If yes, you might have seen and experienced the “Not Invented Here Syndrome”.

One of the more concise definitions of Not Invented Here Syndrome (NIHS) I’ve heard come from Techopedia:

“Not invented here syndrome is a mindset or corporate culture that favors internally-developed products over externally-developed products, even when the external solution is superior.

NIHS is frequently used in the context of software development, where a programmer will overlook all the attributes of an existing solution simply because it wasn’t produced in-house.”

Another variant to NIHS is the micro variation comes when the security department or CISO is accountable for security but doesn’t have responsibility for security.  So if you are security professional recommending products/solutions that are always “shot down” by those with budget authority there could be a few reasons and Not Invented Here might be the cause.  NIHS can take a couple forms (this list adapted from Techopedia):

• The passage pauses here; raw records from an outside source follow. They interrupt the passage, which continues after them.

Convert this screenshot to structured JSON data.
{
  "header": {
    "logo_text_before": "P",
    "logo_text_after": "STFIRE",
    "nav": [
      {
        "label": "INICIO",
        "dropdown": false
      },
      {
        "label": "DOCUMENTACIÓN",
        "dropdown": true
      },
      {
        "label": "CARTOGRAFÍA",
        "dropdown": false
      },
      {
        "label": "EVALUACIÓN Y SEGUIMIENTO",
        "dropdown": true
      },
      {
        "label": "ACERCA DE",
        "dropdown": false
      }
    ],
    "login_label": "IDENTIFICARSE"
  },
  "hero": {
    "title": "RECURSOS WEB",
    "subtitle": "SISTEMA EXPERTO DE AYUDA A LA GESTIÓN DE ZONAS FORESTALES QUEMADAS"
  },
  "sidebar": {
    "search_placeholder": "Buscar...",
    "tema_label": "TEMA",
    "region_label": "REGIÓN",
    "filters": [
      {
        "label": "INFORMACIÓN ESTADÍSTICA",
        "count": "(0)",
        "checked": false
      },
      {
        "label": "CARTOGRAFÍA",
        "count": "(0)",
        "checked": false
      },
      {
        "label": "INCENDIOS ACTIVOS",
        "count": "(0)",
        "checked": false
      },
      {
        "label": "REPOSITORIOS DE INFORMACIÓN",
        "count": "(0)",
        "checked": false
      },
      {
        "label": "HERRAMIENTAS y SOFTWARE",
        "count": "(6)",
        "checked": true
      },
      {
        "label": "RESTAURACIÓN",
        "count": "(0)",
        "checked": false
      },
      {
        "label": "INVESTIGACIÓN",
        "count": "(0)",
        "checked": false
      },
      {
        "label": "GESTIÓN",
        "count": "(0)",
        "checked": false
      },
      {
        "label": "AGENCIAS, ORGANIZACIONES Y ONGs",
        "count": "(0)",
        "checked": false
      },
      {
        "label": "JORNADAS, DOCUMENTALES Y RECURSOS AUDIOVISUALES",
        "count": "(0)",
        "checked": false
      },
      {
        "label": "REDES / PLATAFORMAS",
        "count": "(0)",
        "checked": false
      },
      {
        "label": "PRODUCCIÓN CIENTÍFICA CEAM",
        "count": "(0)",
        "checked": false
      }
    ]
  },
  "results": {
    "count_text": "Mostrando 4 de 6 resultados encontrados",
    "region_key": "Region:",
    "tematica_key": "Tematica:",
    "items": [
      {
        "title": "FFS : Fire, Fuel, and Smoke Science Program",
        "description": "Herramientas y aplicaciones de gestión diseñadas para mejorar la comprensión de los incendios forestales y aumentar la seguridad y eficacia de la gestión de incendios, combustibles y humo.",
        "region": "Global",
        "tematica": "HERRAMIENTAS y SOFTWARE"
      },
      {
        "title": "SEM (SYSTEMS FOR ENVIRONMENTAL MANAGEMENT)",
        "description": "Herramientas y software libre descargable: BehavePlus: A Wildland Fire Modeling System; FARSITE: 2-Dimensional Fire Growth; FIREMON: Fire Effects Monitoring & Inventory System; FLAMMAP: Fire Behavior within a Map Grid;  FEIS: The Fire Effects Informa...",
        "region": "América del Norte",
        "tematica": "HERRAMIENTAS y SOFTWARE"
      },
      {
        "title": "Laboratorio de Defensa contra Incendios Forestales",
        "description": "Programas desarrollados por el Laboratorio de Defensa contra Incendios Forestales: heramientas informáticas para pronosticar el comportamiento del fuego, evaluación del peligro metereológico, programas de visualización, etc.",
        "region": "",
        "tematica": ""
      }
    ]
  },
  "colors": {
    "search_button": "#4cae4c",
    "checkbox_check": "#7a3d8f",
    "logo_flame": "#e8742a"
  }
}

  • The other teams don’t value the work of others.  They have pride in a negative way.
  • They don’t understand or unwilling to try to understand the benefits and lack confidence.
  • Fear that their previous ideas aren’t valued.
  • Territorial battles, e.g. internal “turf wars”.
  • Fear of having to learn something new.
  • Wanting to control the process.  Would rather “reinvent the wheel” to maintain control.
  • Jealousy that they didn’t think of the idea first.
  • Belief that they can do a better job.
  • The other teams don’t value the work of others and believe they can do better.  They have pride in a positive way.

There’s always the counter argument that the Security team always makes sub-tier recommendations and IT rather keeps the proverbial security train on the tracks.

Anyway, NIHS is a real thing and can really be barrier to completing an annual plan.  For organizations that don’t foster innovation NIHS can really be present in the way the company operates day to day.  There’s some great articles on Not Invented Here and how some of the worlds longest standing companies foster innovation and work with external ideas to make their business grow.

Some interesting links you might check out…